Back when computers were entirely text-based, people with physical disabilities could use them without much difficulty. Blind people could use screen-reading software that translated the text on the screen into a synthesized voice; then they could simply type their response on the keyboard. People with motor impairments could use alternative input devices to type characters . And for the hearing-impaired, a text-based interface presented no barrier at all.
Ironically, many so-called user -friendly computer technology advances in the 1980s and 1990s made computers less accessible to people with disabilities. The mouse-based, point-and-click interface proved useless for visually impaired people who couldn't see what they were supposed to click, and many motor-impaired people found that they couldn't maneuver a mouse with the necessary precision. The introduction of streaming sound and video meant that a significant fraction of the audience was cut off from multimedia content: Blind people couldn't see the video portion, and deaf people couldn't hear the soundtrack.
Even text was no longer the common denominator it once had been.

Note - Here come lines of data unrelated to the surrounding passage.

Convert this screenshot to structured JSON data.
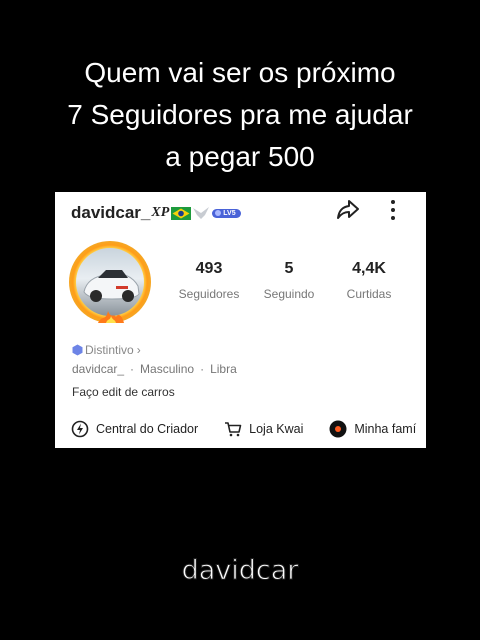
{
  "caption": {
    "line1": "Quem vai ser os próximo",
    "line2": "7 Seguidores pra me ajudar",
    "line3": "a pegar 500"
  },
  "profile": {
    "username": "davidcar_",
    "username_suffix": "XP",
    "level_badge": "LV5",
    "stats": [
      {
        "value": "493",
        "label": "Seguidores"
      },
      {
        "value": "5",
        "label": "Seguindo"
      },
      {
        "value": "4,4K",
        "label": "Curtidas"
      }
    ],
    "distintivo_label": "Distintivo",
    "meta": [
      "davidcar_",
      "Masculino",
      "Libra"
    ],
    "bio": "Faço edit de carros",
    "links": [
      {
        "label": "Central do Criador",
        "icon": "lightning-icon"
      },
      {
        "label": "Loja Kwai",
        "icon": "cart-icon"
      },
      {
        "label": "Minha famí",
        "icon": "record-icon"
      }
    ]
  },
  "watermark": "davidcar",
  "colors": {
    "badge": "#4a63d8",
    "avatar_ring": "#f5a623"
  }
}
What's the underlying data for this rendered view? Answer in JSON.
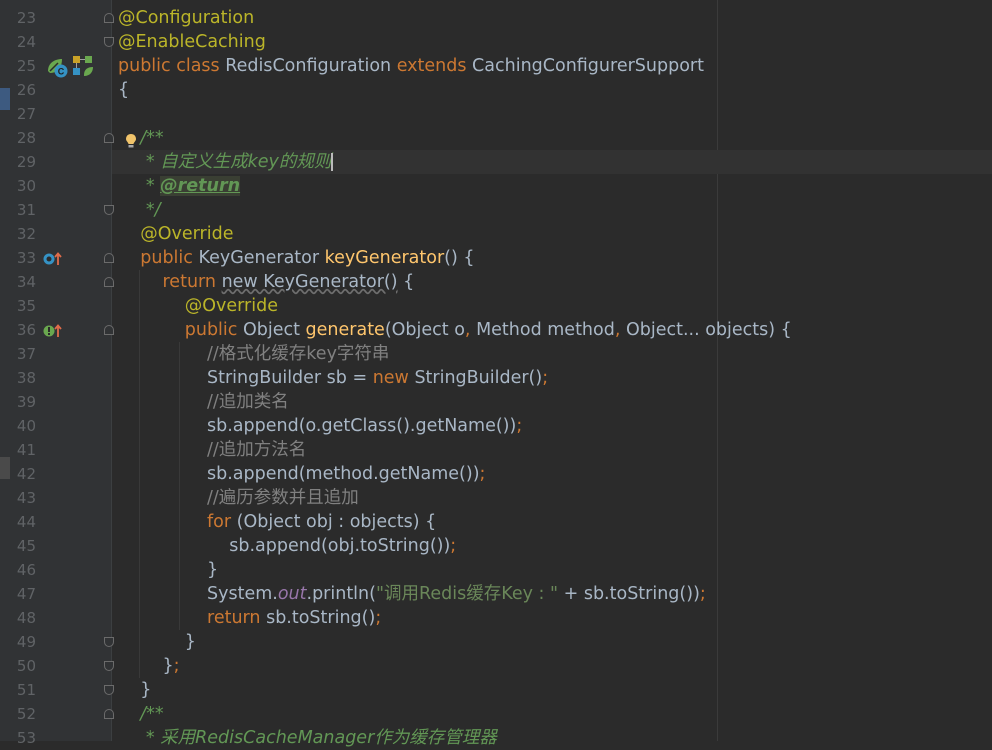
{
  "editor": {
    "lines": [
      {
        "n": "23",
        "tokens": [
          {
            "t": "@Configuration",
            "c": "ann"
          }
        ]
      },
      {
        "n": "24",
        "tokens": [
          {
            "t": "@EnableCaching",
            "c": "ann"
          }
        ]
      },
      {
        "n": "25",
        "tokens": [
          {
            "t": "public class ",
            "c": "kw"
          },
          {
            "t": "RedisConfiguration ",
            "c": "plain"
          },
          {
            "t": "extends ",
            "c": "kw"
          },
          {
            "t": "CachingConfigurerSupport",
            "c": "plain"
          }
        ]
      },
      {
        "n": "26",
        "tokens": [
          {
            "t": "{",
            "c": "plain"
          }
        ]
      },
      {
        "n": "27",
        "tokens": []
      },
      {
        "n": "28",
        "tokens": [
          {
            "t": "    /**",
            "c": "doc"
          }
        ]
      },
      {
        "n": "29",
        "tokens": [
          {
            "t": "     * 自定义生成key的规则",
            "c": "doc"
          }
        ]
      },
      {
        "n": "30",
        "tokens": [
          {
            "t": "     * ",
            "c": "doc"
          },
          {
            "t": "@return",
            "c": "doctag"
          }
        ]
      },
      {
        "n": "31",
        "tokens": [
          {
            "t": "     */",
            "c": "doc"
          }
        ]
      },
      {
        "n": "32",
        "tokens": [
          {
            "t": "    @Override",
            "c": "ann"
          }
        ]
      },
      {
        "n": "33",
        "tokens": [
          {
            "t": "    public ",
            "c": "kw"
          },
          {
            "t": "KeyGenerator ",
            "c": "plain"
          },
          {
            "t": "keyGenerator",
            "c": "fn"
          },
          {
            "t": "() {",
            "c": "plain"
          }
        ]
      },
      {
        "n": "34",
        "tokens": [
          {
            "t": "        return ",
            "c": "kw"
          },
          {
            "t": "new KeyGenerator()",
            "c": "dim"
          },
          {
            "t": " {",
            "c": "plain"
          }
        ]
      },
      {
        "n": "35",
        "tokens": [
          {
            "t": "            @Override",
            "c": "ann"
          }
        ]
      },
      {
        "n": "36",
        "tokens": [
          {
            "t": "            public ",
            "c": "kw"
          },
          {
            "t": "Object ",
            "c": "plain"
          },
          {
            "t": "generate",
            "c": "fn"
          },
          {
            "t": "(Object o",
            "c": "plain"
          },
          {
            "t": ", ",
            "c": "kw"
          },
          {
            "t": "Method method",
            "c": "plain"
          },
          {
            "t": ", ",
            "c": "kw"
          },
          {
            "t": "Object... objects) {",
            "c": "plain"
          }
        ]
      },
      {
        "n": "37",
        "tokens": [
          {
            "t": "                //格式化缓存key字符串",
            "c": "cmt"
          }
        ]
      },
      {
        "n": "38",
        "tokens": [
          {
            "t": "                StringBuilder sb = ",
            "c": "plain"
          },
          {
            "t": "new ",
            "c": "kw"
          },
          {
            "t": "StringBuilder()",
            "c": "plain"
          },
          {
            "t": ";",
            "c": "kw"
          }
        ]
      },
      {
        "n": "39",
        "tokens": [
          {
            "t": "                //追加类名",
            "c": "cmt"
          }
        ]
      },
      {
        "n": "40",
        "tokens": [
          {
            "t": "                sb.append(o.getClass().getName())",
            "c": "plain"
          },
          {
            "t": ";",
            "c": "kw"
          }
        ]
      },
      {
        "n": "41",
        "tokens": [
          {
            "t": "                //追加方法名",
            "c": "cmt"
          }
        ]
      },
      {
        "n": "42",
        "tokens": [
          {
            "t": "                sb.append(method.getName())",
            "c": "plain"
          },
          {
            "t": ";",
            "c": "kw"
          }
        ]
      },
      {
        "n": "43",
        "tokens": [
          {
            "t": "                //遍历参数并且追加",
            "c": "cmt"
          }
        ]
      },
      {
        "n": "44",
        "tokens": [
          {
            "t": "                for ",
            "c": "kw"
          },
          {
            "t": "(Object obj : objects) {",
            "c": "plain"
          }
        ]
      },
      {
        "n": "45",
        "tokens": [
          {
            "t": "                    sb.append(obj.toString())",
            "c": "plain"
          },
          {
            "t": ";",
            "c": "kw"
          }
        ]
      },
      {
        "n": "46",
        "tokens": [
          {
            "t": "                }",
            "c": "plain"
          }
        ]
      },
      {
        "n": "47",
        "tokens": [
          {
            "t": "                System.",
            "c": "plain"
          },
          {
            "t": "out",
            "c": "static"
          },
          {
            "t": ".println(",
            "c": "plain"
          },
          {
            "t": "\"调用Redis缓存Key : \"",
            "c": "str"
          },
          {
            "t": " + sb.toString())",
            "c": "plain"
          },
          {
            "t": ";",
            "c": "kw"
          }
        ]
      },
      {
        "n": "48",
        "tokens": [
          {
            "t": "                return ",
            "c": "kw"
          },
          {
            "t": "sb.toString()",
            "c": "plain"
          },
          {
            "t": ";",
            "c": "kw"
          }
        ]
      },
      {
        "n": "49",
        "tokens": [
          {
            "t": "            }",
            "c": "plain"
          }
        ]
      },
      {
        "n": "50",
        "tokens": [
          {
            "t": "        }",
            "c": "plain"
          },
          {
            "t": ";",
            "c": "kw"
          }
        ]
      },
      {
        "n": "51",
        "tokens": [
          {
            "t": "    }",
            "c": "plain"
          }
        ]
      },
      {
        "n": "52",
        "tokens": [
          {
            "t": "    /**",
            "c": "doc"
          }
        ]
      },
      {
        "n": "53",
        "tokens": [
          {
            "t": "     * 采用RedisCacheManager作为缓存管理器",
            "c": "doc"
          }
        ]
      }
    ],
    "gutter_icons": [
      {
        "line": "25",
        "icons": [
          "spring-bean-icon",
          "class-icon",
          "spring-config-icon"
        ]
      },
      {
        "line": "28",
        "icons": [
          "intention-bulb-icon"
        ]
      },
      {
        "line": "33",
        "icons": [
          "override-method-icon"
        ]
      },
      {
        "line": "36",
        "icons": [
          "implements-method-icon"
        ]
      }
    ],
    "caret_line": "29",
    "colors": {
      "background": "#2b2b2b",
      "gutter": "#313335",
      "keyword": "#cc7832",
      "annotation": "#bbb529",
      "method": "#ffc66d",
      "string": "#6a8759",
      "doc": "#629755",
      "comment": "#808080",
      "text": "#a9b7c6"
    }
  }
}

Many Web sites and CDs used bitmapped text, which screen-reading software didn't recognize. Macromedia's Shockwave and Flash players were impervious to screen-reading software, so even regular text in a Director or Flash movie was inaccessible to visually-impaired users.
In recent years , hardware and software designers have been working to rectify these problems. In 1998, the U.S. Congress passed Section 508 of the Rehabilitation Act, which requires that all Web sites maintained by the federal government be accessible to people with disabilities. An increasing number of states and private organizations have also chosen to adhere to the guidelines established by Section 508.
Macromedia has responded to the challenge by including powerful, easy-to-use accessibility features in Director MX. You'll find separate sets of features available for making Director movies accessible to people with visual, hearing, and motor impairments. After learning how to use these features in this chapter, perhaps you'll be inspired to make your own Director movies accessible to a larger audience.